EXCERPTED RECORDS START

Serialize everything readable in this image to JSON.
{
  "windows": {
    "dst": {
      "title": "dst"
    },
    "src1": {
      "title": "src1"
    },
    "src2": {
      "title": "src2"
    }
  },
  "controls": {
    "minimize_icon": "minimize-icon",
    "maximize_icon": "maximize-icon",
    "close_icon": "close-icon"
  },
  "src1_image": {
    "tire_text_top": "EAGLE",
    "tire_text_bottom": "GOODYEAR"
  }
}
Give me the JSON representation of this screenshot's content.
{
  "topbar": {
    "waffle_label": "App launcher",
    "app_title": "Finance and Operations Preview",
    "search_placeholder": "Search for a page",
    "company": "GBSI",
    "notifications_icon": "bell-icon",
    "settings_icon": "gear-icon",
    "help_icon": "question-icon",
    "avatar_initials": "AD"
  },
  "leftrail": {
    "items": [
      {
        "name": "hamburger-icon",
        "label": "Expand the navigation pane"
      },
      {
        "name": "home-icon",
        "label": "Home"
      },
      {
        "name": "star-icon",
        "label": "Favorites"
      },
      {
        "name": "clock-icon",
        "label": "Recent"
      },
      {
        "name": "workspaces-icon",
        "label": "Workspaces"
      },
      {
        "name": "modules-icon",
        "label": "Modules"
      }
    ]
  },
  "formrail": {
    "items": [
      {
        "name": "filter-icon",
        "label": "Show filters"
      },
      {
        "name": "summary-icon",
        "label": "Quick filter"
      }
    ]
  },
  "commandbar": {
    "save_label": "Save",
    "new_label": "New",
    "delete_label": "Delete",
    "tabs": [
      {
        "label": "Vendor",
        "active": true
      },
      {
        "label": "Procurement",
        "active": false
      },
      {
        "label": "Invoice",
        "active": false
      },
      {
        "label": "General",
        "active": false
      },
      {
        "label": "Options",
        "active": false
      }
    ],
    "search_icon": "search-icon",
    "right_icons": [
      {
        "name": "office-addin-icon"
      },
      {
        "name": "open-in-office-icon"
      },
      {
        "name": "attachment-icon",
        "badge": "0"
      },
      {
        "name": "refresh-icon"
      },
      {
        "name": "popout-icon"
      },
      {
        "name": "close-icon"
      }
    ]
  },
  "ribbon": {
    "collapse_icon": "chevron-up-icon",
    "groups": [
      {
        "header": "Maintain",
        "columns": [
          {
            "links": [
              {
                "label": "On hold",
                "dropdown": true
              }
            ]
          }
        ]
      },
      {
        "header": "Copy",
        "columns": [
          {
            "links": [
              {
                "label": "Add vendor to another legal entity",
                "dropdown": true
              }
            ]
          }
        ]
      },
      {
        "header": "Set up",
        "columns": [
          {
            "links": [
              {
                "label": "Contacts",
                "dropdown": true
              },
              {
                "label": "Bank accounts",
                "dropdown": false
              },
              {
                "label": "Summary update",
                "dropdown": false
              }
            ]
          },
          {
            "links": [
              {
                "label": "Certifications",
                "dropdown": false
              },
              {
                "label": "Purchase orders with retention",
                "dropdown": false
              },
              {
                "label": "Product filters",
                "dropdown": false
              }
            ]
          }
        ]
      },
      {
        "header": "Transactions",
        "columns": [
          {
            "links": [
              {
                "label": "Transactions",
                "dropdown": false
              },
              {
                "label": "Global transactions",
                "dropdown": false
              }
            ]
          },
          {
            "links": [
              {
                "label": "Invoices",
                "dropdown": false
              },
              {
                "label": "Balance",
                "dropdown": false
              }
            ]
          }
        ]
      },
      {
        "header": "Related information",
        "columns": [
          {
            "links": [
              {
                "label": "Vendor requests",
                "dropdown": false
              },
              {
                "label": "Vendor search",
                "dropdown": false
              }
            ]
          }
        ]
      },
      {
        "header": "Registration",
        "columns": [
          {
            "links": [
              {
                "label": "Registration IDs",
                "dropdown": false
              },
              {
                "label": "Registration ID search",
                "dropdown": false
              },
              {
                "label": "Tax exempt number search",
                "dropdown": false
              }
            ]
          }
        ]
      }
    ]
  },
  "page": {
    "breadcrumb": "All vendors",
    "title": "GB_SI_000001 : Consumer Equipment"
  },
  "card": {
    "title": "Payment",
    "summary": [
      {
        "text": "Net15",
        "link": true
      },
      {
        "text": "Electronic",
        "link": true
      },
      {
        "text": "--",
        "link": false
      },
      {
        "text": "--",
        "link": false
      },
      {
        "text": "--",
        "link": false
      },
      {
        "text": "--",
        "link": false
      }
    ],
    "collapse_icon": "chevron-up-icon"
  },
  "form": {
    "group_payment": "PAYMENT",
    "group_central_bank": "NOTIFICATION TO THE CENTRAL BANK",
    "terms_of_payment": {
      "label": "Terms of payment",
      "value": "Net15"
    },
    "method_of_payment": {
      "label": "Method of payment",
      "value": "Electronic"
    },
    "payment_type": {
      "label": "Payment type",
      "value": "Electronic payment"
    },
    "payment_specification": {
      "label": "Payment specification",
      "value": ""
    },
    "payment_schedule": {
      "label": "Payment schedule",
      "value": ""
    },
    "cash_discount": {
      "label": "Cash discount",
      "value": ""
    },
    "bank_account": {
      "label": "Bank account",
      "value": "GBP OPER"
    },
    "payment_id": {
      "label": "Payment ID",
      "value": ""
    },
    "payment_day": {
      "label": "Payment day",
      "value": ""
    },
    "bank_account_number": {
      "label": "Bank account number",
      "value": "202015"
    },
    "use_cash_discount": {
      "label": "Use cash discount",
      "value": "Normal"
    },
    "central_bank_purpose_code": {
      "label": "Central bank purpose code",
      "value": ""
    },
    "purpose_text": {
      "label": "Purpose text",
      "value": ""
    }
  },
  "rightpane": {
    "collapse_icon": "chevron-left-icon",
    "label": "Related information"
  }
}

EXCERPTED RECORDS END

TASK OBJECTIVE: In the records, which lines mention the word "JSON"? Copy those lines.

RESULT OF THIS TASK:
Serialize everything readable in this image to JSON.
Give me the JSON representation of this screenshot's content.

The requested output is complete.